> [WHAT YOU HAVE TO DO]: For the word "Selecione", count the lines below that contain it. Give the number alone.

-- INFORMATION SHOWN follows --

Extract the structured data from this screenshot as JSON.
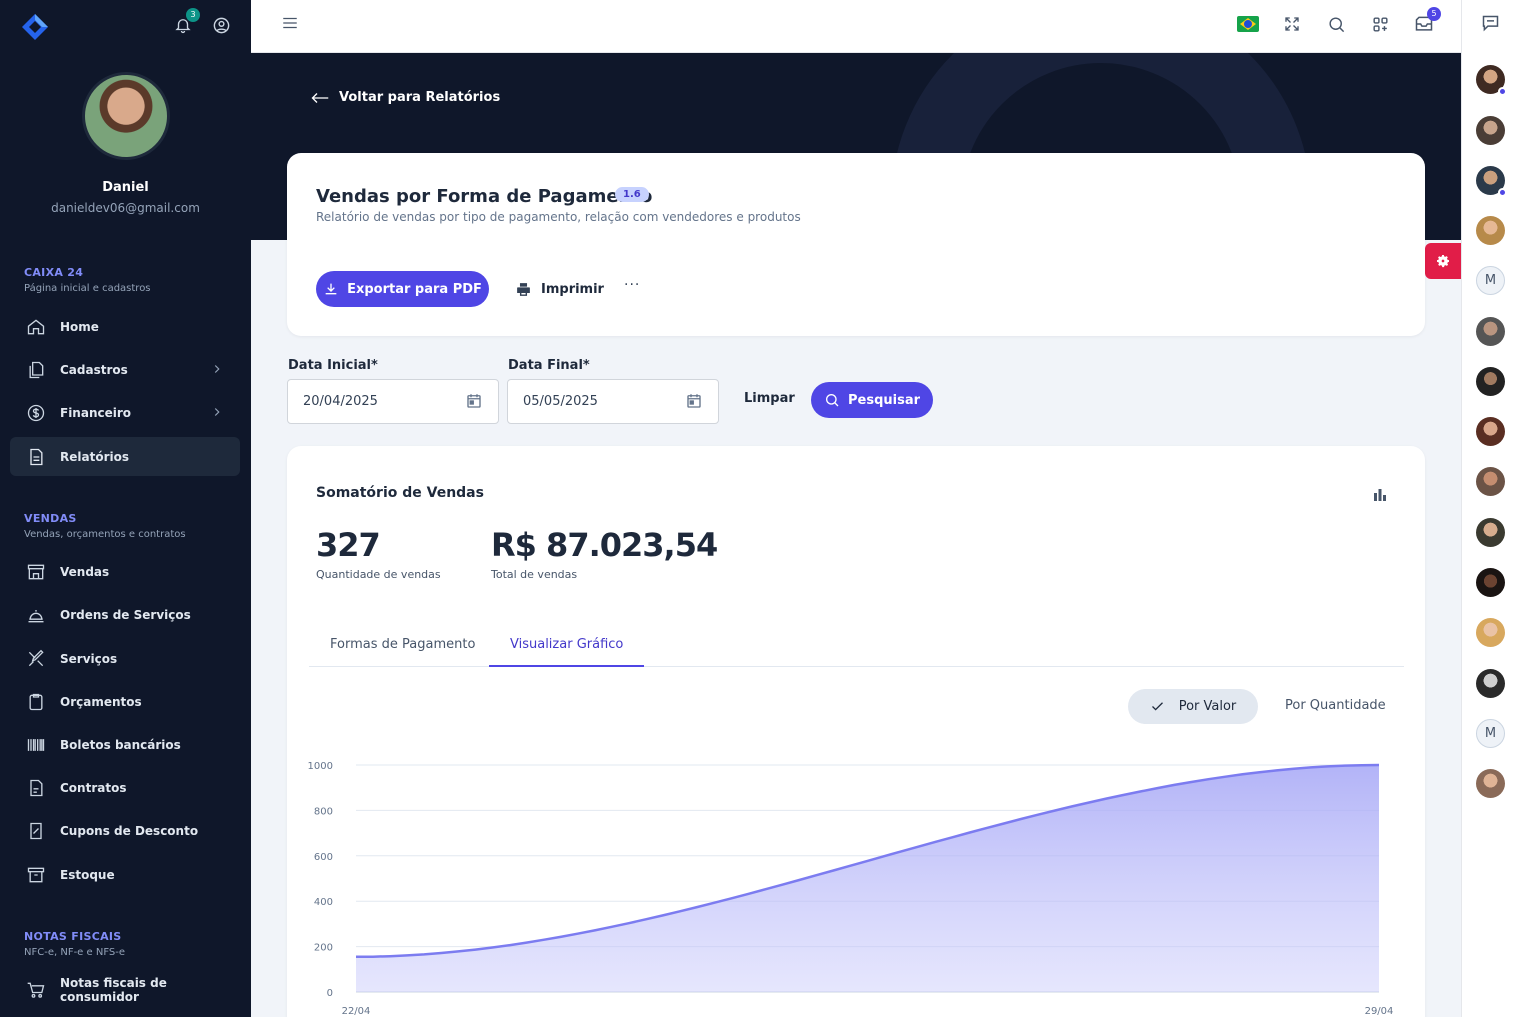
{
  "sidebar": {
    "notifications_count": "3",
    "user": {
      "name": "Daniel",
      "email": "danieldev06@gmail.com"
    },
    "sections": [
      {
        "title": "CAIXA 24",
        "subtitle": "Página inicial e cadastros"
      },
      {
        "title": "VENDAS",
        "subtitle": "Vendas, orçamentos e contratos"
      },
      {
        "title": "NOTAS FISCAIS",
        "subtitle": "NFC-e, NF-e e NFS-e"
      }
    ],
    "items": [
      {
        "label": "Home",
        "icon": "home-icon"
      },
      {
        "label": "Cadastros",
        "icon": "files-icon"
      },
      {
        "label": "Financeiro",
        "icon": "dollar-icon"
      },
      {
        "label": "Relatórios",
        "icon": "report-icon"
      },
      {
        "label": "Vendas",
        "icon": "store-icon"
      },
      {
        "label": "Ordens de Serviços",
        "icon": "service-bell-icon"
      },
      {
        "label": "Serviços",
        "icon": "tools-icon"
      },
      {
        "label": "Orçamentos",
        "icon": "clipboard-icon"
      },
      {
        "label": "Boletos bancários",
        "icon": "barcode-icon"
      },
      {
        "label": "Contratos",
        "icon": "contract-icon"
      },
      {
        "label": "Cupons de Desconto",
        "icon": "coupon-icon"
      },
      {
        "label": "Estoque",
        "icon": "archive-icon"
      },
      {
        "label": "Notas fiscais de consumidor",
        "icon": "cart-icon"
      }
    ]
  },
  "topbar": {
    "messages_count": "5"
  },
  "rail": {
    "letters": [
      "M",
      "M"
    ]
  },
  "page": {
    "back_label": "Voltar para Relatórios",
    "title": "Vendas por Forma de Pagamento",
    "version": "1.6",
    "description": "Relatório de vendas por tipo de pagamento, relação com vendedores e produtos",
    "export_label": "Exportar para PDF",
    "print_label": "Imprimir",
    "more_label": "···"
  },
  "filters": {
    "start_label": "Data Inicial*",
    "start_value": "20/04/2025",
    "end_label": "Data Final*",
    "end_value": "05/05/2025",
    "clear_label": "Limpar",
    "search_label": "Pesquisar"
  },
  "report": {
    "title": "Somatório de Vendas",
    "qty_value": "327",
    "qty_label": "Quantidade de vendas",
    "total_value": "R$ 87.023,54",
    "total_label": "Total de vendas",
    "tabs": [
      "Formas de Pagamento",
      "Visualizar Gráfico"
    ],
    "toggle_on": "Por Valor",
    "toggle_off": "Por Quantidade"
  },
  "chart_data": {
    "type": "area",
    "x": [
      "22/04",
      "29/04"
    ],
    "values": [
      155,
      1000
    ],
    "ylim": [
      0,
      1000
    ],
    "yticks": [
      0,
      200,
      400,
      600,
      800,
      1000
    ],
    "grid": true,
    "color": "#7c7cf0"
  }
}
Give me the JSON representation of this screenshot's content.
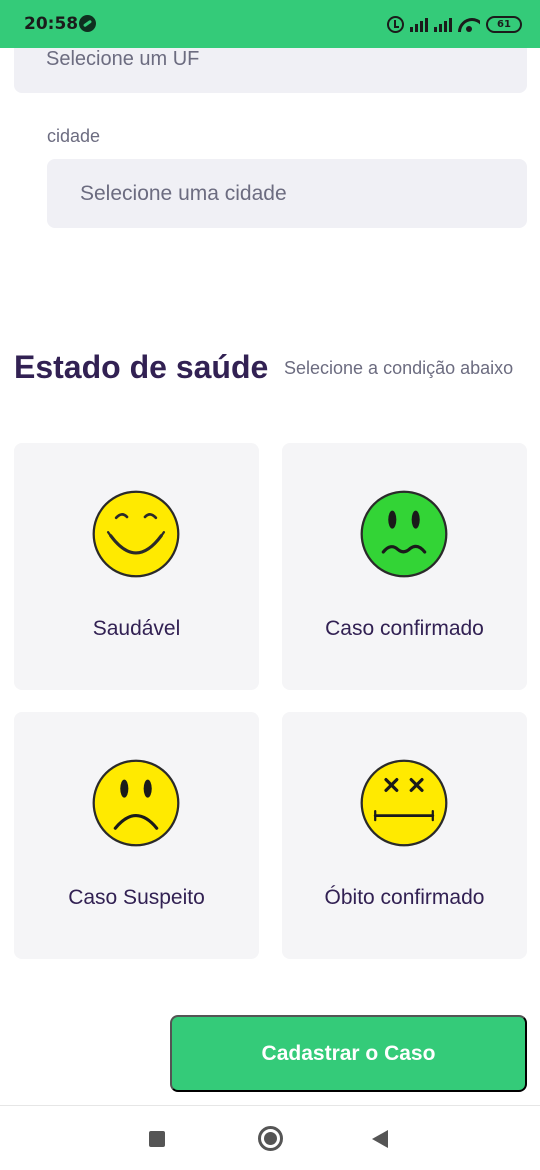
{
  "status_bar": {
    "time": "20:58",
    "battery": "61"
  },
  "form": {
    "uf_placeholder": "Selecione um UF",
    "city_label": "cidade",
    "city_placeholder": "Selecione uma cidade"
  },
  "health_section": {
    "title": "Estado de saúde",
    "subtitle": "Selecione a condição abaixo",
    "options": [
      {
        "label": "Saudável",
        "icon": "happy-face-icon",
        "color": "#ffea00"
      },
      {
        "label": "Caso confirmado",
        "icon": "sick-face-icon",
        "color": "#33d436"
      },
      {
        "label": "Caso Suspeito",
        "icon": "sad-face-icon",
        "color": "#ffea00"
      },
      {
        "label": "Óbito confirmado",
        "icon": "dead-face-icon",
        "color": "#ffea00"
      }
    ]
  },
  "submit_label": "Cadastrar o Caso",
  "colors": {
    "primary": "#34cb79",
    "title": "#322153",
    "muted": "#6c6c80",
    "field_bg": "#f0f0f5",
    "card_bg": "#f5f5f7"
  }
}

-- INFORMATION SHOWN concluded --

> [RESULT OF THE TASK]: 3